Are You Decision-challenged?


Are You Decision-challenged?

Not Sure?

Sunday, October 14, 2012

Dear Juli,

I am rather disorganized but my biggest problem seems to be in making decisions. I get completely overwhelmed and stuck. I cannot decide what to do first, if I should attend an event, whether I should purchase an item. Do you have any good advice to help me make choices more easily? – Decision-challenged

Dear Decision-challenged,

Decision-making challenges often leave people stuck. From not knowing where to put something away, to not knowing what to make for dinner – there are hundreds of decisions we need to make daily. Some just overwhelm us and we start to go in reverse.

If you have many “irons in the fire,” it is often difficult to decide which needs to be handled first. Procrastination is a “go-to” coping mechanism that many fall back on because it delays the decision.

First rule of decision-making:

More time usually does not create better decisions.  In fact, it can decrease the quality of the decision.

Moreover, if you spend all your time worrying about a decision, you may miss the opportunity that it offers altogether! Consider how important the decision is and how much attention it really deserves.

Here are some ways to go about making a decision. This is generalized, but it should help with most situations:
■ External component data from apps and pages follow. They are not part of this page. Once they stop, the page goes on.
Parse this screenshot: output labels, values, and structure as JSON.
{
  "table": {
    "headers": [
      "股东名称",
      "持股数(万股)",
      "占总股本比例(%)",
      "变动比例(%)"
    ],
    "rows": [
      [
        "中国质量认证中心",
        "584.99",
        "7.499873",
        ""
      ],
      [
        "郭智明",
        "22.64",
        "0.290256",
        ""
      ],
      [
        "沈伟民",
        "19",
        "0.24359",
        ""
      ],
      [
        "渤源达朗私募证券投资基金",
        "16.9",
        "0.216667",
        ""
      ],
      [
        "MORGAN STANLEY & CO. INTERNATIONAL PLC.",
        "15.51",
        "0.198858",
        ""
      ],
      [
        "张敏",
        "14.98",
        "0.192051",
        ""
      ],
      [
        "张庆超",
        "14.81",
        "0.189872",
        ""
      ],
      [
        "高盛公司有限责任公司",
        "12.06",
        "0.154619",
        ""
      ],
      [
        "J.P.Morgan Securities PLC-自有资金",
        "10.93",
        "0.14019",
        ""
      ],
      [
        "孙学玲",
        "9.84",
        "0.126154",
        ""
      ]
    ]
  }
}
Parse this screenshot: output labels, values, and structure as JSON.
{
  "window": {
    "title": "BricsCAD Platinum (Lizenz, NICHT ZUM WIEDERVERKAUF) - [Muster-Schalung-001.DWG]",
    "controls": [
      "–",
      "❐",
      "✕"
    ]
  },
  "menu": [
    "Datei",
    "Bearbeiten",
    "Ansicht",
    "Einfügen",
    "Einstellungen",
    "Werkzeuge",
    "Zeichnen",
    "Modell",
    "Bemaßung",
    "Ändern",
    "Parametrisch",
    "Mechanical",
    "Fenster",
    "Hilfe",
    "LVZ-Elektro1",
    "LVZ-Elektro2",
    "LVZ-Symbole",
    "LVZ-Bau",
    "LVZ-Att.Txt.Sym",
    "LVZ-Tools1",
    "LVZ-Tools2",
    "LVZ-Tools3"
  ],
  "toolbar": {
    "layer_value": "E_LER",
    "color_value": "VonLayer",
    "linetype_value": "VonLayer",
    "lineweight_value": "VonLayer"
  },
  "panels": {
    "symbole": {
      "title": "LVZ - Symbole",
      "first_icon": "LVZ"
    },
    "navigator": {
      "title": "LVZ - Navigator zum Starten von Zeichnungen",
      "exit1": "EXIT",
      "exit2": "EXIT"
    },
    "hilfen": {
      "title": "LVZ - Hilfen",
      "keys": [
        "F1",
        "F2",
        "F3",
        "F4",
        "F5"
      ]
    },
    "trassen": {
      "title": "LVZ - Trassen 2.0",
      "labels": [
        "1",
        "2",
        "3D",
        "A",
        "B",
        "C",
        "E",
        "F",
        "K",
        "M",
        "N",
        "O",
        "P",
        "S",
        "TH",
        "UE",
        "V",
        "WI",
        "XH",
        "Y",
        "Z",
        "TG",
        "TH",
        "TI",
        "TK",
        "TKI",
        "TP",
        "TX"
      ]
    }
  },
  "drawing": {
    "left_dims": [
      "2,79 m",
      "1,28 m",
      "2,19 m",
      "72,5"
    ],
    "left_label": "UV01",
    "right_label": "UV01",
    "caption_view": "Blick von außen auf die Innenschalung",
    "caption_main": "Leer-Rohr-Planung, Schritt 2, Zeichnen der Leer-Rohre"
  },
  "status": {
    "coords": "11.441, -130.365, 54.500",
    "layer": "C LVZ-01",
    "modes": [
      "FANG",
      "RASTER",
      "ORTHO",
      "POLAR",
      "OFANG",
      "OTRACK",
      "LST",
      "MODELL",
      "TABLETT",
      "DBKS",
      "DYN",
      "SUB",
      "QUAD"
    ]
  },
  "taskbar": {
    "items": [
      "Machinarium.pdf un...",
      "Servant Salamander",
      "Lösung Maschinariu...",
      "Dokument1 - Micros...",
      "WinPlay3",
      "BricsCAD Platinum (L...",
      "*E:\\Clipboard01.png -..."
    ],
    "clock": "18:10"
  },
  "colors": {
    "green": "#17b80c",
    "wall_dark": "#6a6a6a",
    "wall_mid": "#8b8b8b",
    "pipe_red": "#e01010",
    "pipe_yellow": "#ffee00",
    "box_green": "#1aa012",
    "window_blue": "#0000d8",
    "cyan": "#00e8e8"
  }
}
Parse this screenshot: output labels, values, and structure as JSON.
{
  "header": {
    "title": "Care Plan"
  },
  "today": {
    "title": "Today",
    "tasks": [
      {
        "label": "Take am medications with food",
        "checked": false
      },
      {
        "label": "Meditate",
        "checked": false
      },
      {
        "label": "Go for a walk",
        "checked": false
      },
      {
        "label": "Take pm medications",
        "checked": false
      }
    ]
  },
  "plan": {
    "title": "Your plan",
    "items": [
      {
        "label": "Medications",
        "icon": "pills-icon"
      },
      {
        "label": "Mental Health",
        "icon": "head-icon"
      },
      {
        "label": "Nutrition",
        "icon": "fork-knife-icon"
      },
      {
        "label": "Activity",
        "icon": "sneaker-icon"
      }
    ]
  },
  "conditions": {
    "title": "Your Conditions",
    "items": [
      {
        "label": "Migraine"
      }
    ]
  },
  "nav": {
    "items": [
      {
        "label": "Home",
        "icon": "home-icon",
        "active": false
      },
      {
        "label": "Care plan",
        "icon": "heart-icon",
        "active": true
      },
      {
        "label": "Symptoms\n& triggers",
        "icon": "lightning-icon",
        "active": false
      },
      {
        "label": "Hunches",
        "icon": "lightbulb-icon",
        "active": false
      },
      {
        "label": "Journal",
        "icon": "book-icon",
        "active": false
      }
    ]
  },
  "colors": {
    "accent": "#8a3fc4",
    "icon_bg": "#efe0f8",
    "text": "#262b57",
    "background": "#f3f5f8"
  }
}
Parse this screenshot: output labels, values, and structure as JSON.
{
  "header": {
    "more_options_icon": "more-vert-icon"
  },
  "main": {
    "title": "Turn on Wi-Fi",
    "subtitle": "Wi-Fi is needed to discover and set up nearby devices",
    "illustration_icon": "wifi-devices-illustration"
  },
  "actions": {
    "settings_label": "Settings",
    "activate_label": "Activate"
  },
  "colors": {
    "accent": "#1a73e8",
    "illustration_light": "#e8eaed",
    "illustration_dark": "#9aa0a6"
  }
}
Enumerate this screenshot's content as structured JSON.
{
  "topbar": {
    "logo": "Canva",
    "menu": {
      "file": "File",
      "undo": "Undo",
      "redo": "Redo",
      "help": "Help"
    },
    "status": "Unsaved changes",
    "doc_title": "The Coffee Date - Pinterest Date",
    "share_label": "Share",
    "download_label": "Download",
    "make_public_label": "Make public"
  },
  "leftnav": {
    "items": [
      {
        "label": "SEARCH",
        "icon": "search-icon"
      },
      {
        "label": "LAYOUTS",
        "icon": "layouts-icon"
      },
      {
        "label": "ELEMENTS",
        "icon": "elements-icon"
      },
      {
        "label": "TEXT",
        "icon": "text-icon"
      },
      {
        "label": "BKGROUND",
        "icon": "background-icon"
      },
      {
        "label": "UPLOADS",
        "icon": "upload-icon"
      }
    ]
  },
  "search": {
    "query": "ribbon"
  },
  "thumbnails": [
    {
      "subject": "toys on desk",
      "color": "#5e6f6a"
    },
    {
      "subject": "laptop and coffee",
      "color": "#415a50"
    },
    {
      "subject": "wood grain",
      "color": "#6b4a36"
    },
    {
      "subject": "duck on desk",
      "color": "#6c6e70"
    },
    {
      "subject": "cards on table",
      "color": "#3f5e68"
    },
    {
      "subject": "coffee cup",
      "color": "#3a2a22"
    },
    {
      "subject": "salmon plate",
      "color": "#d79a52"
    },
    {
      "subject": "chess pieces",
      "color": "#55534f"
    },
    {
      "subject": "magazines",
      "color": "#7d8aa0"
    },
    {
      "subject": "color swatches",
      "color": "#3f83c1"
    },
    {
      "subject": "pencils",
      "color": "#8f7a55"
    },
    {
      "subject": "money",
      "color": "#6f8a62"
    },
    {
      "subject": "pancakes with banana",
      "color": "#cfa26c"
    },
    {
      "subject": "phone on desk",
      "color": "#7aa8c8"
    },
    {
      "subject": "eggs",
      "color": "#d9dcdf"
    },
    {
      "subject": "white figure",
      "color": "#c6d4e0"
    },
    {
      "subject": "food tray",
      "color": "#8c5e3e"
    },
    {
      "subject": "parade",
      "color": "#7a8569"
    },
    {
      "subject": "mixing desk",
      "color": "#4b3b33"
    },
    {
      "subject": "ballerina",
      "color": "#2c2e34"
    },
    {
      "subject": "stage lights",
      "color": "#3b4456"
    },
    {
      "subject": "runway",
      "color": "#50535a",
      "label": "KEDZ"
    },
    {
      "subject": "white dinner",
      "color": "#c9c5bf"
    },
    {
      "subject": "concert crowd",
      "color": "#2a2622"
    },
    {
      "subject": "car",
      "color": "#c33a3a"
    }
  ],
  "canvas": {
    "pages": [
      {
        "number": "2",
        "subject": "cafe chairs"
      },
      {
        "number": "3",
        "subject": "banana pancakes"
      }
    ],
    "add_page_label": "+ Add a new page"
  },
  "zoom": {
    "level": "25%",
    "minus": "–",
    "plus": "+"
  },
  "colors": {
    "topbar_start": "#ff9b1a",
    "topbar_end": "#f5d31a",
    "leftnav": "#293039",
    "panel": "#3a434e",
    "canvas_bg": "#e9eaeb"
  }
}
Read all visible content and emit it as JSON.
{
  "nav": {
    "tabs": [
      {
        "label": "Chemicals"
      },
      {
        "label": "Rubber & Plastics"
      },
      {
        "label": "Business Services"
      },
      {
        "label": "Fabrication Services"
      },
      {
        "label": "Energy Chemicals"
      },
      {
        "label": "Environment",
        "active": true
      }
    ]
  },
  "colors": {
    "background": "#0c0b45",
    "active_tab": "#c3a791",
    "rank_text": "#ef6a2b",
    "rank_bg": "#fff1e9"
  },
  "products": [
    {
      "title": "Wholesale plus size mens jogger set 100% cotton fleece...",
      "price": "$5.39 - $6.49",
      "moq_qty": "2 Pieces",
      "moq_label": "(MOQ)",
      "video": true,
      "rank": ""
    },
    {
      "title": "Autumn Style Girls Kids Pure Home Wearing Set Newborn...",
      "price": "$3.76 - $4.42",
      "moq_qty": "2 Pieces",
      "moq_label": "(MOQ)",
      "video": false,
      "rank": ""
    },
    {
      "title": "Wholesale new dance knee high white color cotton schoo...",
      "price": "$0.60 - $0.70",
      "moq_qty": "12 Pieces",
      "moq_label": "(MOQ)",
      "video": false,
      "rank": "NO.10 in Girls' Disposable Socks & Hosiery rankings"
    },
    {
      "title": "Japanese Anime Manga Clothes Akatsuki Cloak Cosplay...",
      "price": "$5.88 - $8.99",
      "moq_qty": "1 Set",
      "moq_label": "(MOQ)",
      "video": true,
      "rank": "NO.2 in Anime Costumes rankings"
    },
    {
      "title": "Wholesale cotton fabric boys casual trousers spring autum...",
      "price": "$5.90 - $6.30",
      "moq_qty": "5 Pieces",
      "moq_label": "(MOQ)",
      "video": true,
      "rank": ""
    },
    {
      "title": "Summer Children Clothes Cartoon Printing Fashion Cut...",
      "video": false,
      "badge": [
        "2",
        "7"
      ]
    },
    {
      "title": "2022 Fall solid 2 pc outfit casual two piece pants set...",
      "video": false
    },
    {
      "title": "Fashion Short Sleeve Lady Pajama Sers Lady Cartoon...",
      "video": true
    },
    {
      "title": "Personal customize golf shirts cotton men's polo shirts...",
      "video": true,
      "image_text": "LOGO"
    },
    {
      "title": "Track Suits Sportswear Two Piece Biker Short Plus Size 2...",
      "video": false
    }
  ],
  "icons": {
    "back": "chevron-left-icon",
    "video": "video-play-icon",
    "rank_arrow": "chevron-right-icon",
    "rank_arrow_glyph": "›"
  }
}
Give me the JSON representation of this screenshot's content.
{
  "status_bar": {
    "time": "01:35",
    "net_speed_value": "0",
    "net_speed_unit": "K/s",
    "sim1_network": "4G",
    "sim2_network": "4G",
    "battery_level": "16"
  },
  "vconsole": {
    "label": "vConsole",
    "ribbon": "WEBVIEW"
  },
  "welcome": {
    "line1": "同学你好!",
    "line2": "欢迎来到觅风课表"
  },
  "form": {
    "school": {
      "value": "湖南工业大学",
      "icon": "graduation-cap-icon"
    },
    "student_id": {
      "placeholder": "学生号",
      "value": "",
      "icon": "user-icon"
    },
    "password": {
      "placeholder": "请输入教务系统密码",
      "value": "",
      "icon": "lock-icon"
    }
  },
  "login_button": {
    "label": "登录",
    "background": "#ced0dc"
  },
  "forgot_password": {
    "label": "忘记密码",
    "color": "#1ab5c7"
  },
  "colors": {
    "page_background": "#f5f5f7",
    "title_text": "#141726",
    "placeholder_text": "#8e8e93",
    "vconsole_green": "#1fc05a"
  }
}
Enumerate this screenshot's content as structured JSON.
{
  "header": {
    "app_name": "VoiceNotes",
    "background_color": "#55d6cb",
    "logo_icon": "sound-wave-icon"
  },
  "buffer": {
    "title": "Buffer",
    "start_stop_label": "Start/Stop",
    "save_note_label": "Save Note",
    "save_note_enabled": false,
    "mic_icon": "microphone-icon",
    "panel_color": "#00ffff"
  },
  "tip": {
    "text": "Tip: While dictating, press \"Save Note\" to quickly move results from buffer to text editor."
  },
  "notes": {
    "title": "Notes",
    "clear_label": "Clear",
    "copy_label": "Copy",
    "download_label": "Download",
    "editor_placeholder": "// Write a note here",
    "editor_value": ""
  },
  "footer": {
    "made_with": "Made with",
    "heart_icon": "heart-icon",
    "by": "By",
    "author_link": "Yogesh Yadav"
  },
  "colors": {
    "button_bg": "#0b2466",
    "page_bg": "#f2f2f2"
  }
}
  1. Informed Decision: Gathering the right data in order to make your decision is often the very first step. If the decision warrants it – learn what you need to know first. Maybe you are choosing between several options. Limit your decision to just a select few, and decide from there. If you try to learn about every single option out there, you will never have time to make the decision OR make use of the item you were trying to select in the first place. While more information may help, if you keep dragging out the process without a deadline, you just create anxiety, not results.
  2. Pros & Cons List: Listing the benefits and also the disadvantages of a particular choice can often point us in the direction to head when it’s a close call.
  3. Consider Projected Outcomes: This one dovetails with the pros and cons list. Often, listing the outcomes for each choice can help us choose the best course of action.
  4. Create a Deadline: You can quite literally take forever to decide on something only to have the opportunity disappear, or get so overwhelmed you just don’t commit. Circumvent this by giving yourself a deadline for coming to a decision. Put it in your calendar and plan out the steps you need to take to come to some conclusion. Deciding now frees up your most valuable asset: time.
  5. Use a mind map: These allow you to put all the aspects regarding the upcoming decision into a visual image so your mind stops going around in circles. Often the decision will almost make itself once it’s out of your head and materialized into an image on the page. Don’t know what a mind map is? Google it.

Starting today, attempt to make every decision as soon as you have a reasonable amount of information. Decision-making is a skill that becomes easier with time and practice.

What would you like to know? If you have a question you wish answered, email Juli Shulem at [email protected] with “Question for column” in the subject line and it will be answered it as soon as possible. Your name will not be used. No question too small or insignificant.